“Probably the most touching experience that I had before joining the organization was running the New York City marathon, crossing the 59th Street bridge, looking at my watch – there was no way that I was going to qualify for Boston – and I said, ‘Ah, poor me,’” Art mentioned. “Then coming off the bridge, I saw a woman running with a Brazilian flag she was holding over her head. And she had no legs. She was from the Brazil chapter of Achilles… [Seeing her,] I said, ‘Should I be feeling sorry for myself?’ Here is somebody who had no aspirations for qualifying for anything other than finishing the race and doing it without legs – she was on two springs, two blades. And at that point, I went, ‘Gosh, I’d really like to get involved with these people that are doing such a fabulous job not only for the athletes that are disabled, but for everybody else that is involved in this and putting the whole event into perspective.”
From there, Art got in touch with former Achilles board member John Raynolds ’51, who would help him become a marathon guide for athletes with varying disabilities. Today, Art is a national board member for Achilles and has guided athletes such as Vik and Kevin Counihan, a “marathon fanatic” according to Art. Despite a mobility-impairment in his foot, Counihan finished his 150th marathon in 2014. Art guided eight of Counihan’s marathons.
Yet, while New York City has been the home for many of Art’s Achilles marathons, another city just four hours northeast has also felt his generosity.
Art may have celebrated joyously with Vik after the 2013 New York City Marathon, but five months prior, his heart and mind were focused on Boston and the bombings of that year. Art was running just six blocks away when the blasts went off. Afterward, he connected with Achilles founder Dick Traum, the first amputee to complete a marathon with a prosthetic leg. “I said I’d really like to do something for the Boston chapter because there’s going to be people in Boston who will need a chapter,” Art recalled. “A lot of people were injured and most of the injuries were from spectators.
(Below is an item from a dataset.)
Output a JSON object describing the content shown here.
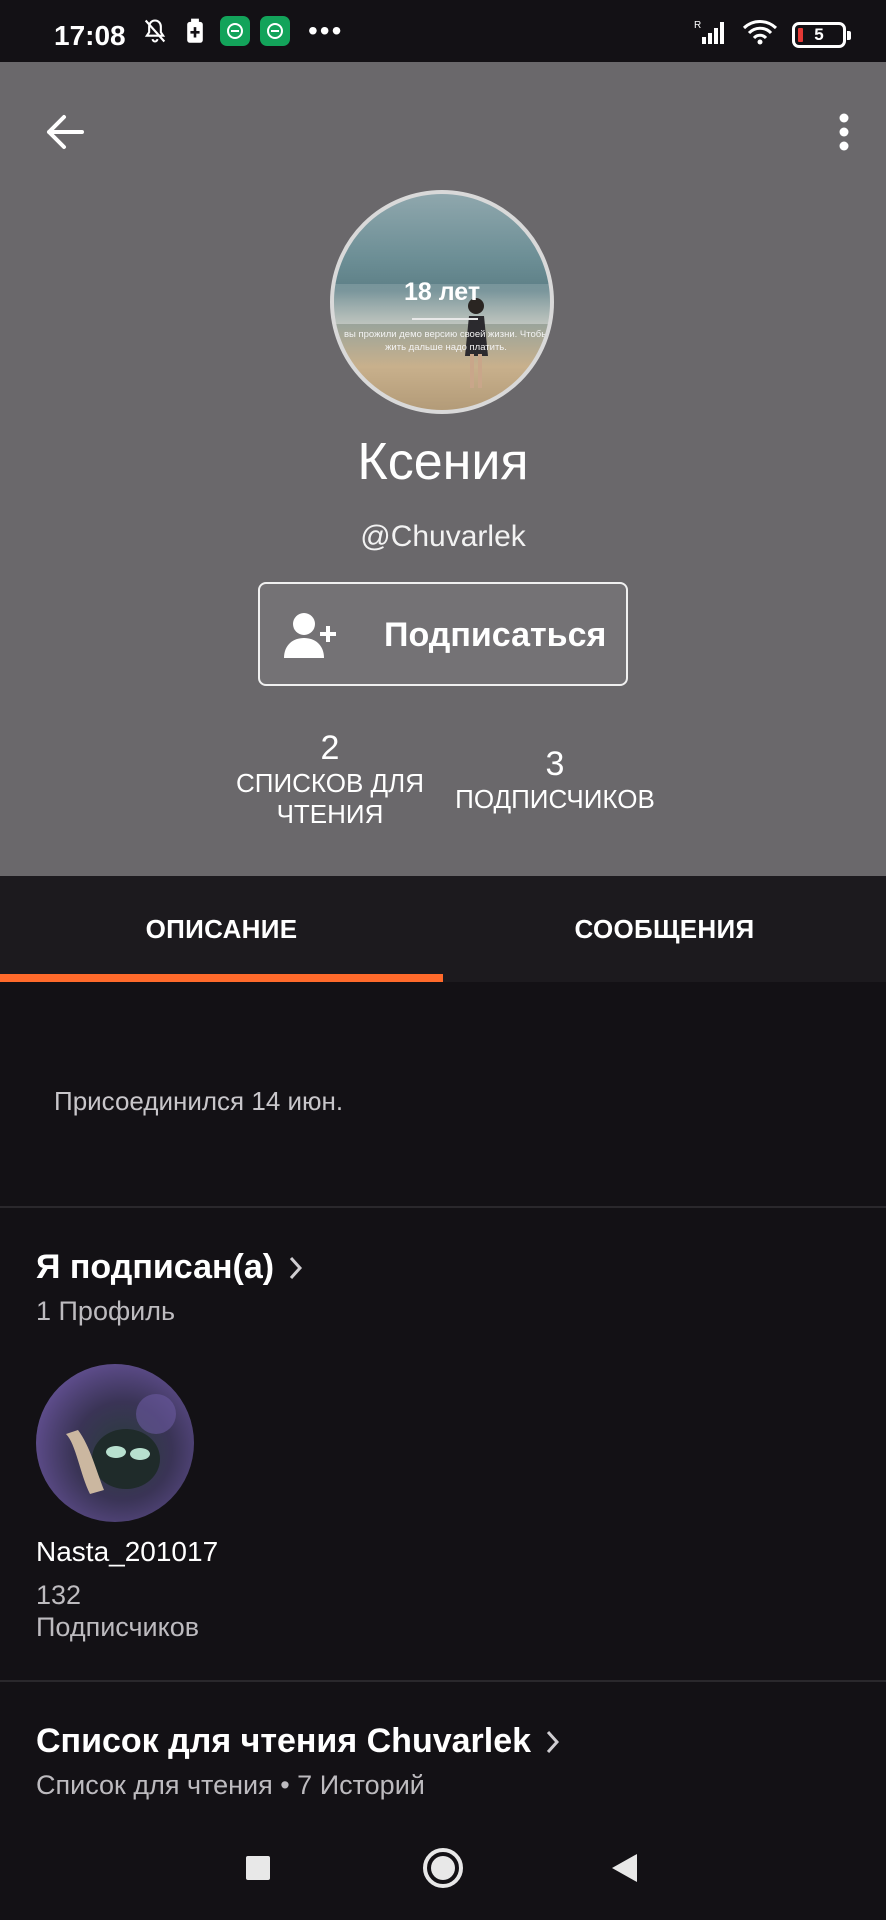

And sure enough, there were a couple of people who lost limbs, who since have either been in hand-[crank] wheel chairs or running on a prosthetic device.”
In funding the Boston Chapter of Achilles International, Art did, in fact, find his biggest donors locally. “I talked to [Tunnel City owner] Paul Greenlove about the whole experience [in Boston 2013] because we had a couple people from Wiliamstown who [were] all kind of lined up and held up in the bombing,” he said, explaining how Greenlove and he worked together on an idea supporting Boston Strong. “And he said, ‘I’ve got it! We’ll have a Memorial Day fundraiser of Boston cream pies!’ And he said he would donate all the proceeds—100 percent of the proceeds—in honor of Boston to the Achilles Boston Chapter.”
The Memorial Day fundraiser raised a total of $2940, enough to purchase a hand-crank wheelchair for Achilles. Five years later, Art celebrated running his 80th marathon by raising another $5000 to buy shirts and shoes for the athletes of the Boston Chapter.
Despite the extensive resumes of the runners Art has guided, he noted that the Achilles mission isn’t “trying to train disabled athletes to be elite runners. They just want plain folks who can find empowerment and expression of their own abilities in running.”
In his over 15 years of lending his eyes, ears and time to impaired runners, Art has gained valuable new perspective and understanding. “These are people who are just incredible human beings who overcame adversity and are not ‘oh look at me, I’ve done all this,’” he said. “I mean they are very humble people and are very centered. They are really the kind of people you’d want to know and have as friends… And so in a way, I feel like I’ve gotten so much more out of it than I’ve given.”